Exercise requirements.
Return, word for word, every entry in the listing below, but not its images.
_ _ _
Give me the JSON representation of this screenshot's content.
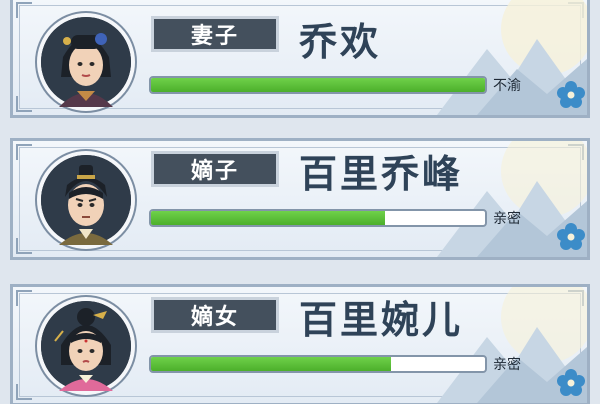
{
  "members": [
    {
      "relation": "妻子",
      "name": "乔欢",
      "affection_status": "不渝",
      "affection_level": 1.0,
      "avatar_icon": "wife-portrait-icon",
      "bar_color": "#5cc23a"
    },
    {
      "relation": "嫡子",
      "name": "百里乔峰",
      "affection_status": "亲密",
      "affection_level": 0.7,
      "avatar_icon": "son-portrait-icon",
      "bar_color": "#5cc23a"
    },
    {
      "relation": "嫡女",
      "name": "百里婉儿",
      "affection_status": "亲密",
      "affection_level": 0.72,
      "avatar_icon": "daughter-portrait-icon",
      "bar_color": "#5cc23a"
    }
  ],
  "colors": {
    "frame": "#9eb0c4",
    "plate": "#44505d",
    "name_text": "#2f4358"
  }
}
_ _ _
Answer space.
Give me the JSON representation of this screenshot's content.
{
  "members": [
    {
      "relation": "妻子",
      "name": "乔欢",
      "affection_status": "不渝",
      "affection_level": 1.0,
      "avatar_icon": "wife-portrait-icon",
      "bar_color": "#5cc23a"
    },
    {
      "relation": "嫡子",
      "name": "百里乔峰",
      "affection_status": "亲密",
      "affection_level": 0.7,
      "avatar_icon": "son-portrait-icon",
      "bar_color": "#5cc23a"
    },
    {
      "relation": "嫡女",
      "name": "百里婉儿",
      "affection_status": "亲密",
      "affection_level": 0.72,
      "avatar_icon": "daughter-portrait-icon",
      "bar_color": "#5cc23a"
    }
  ],
  "colors": {
    "frame": "#9eb0c4",
    "plate": "#44505d",
    "name_text": "#2f4358"
  }
}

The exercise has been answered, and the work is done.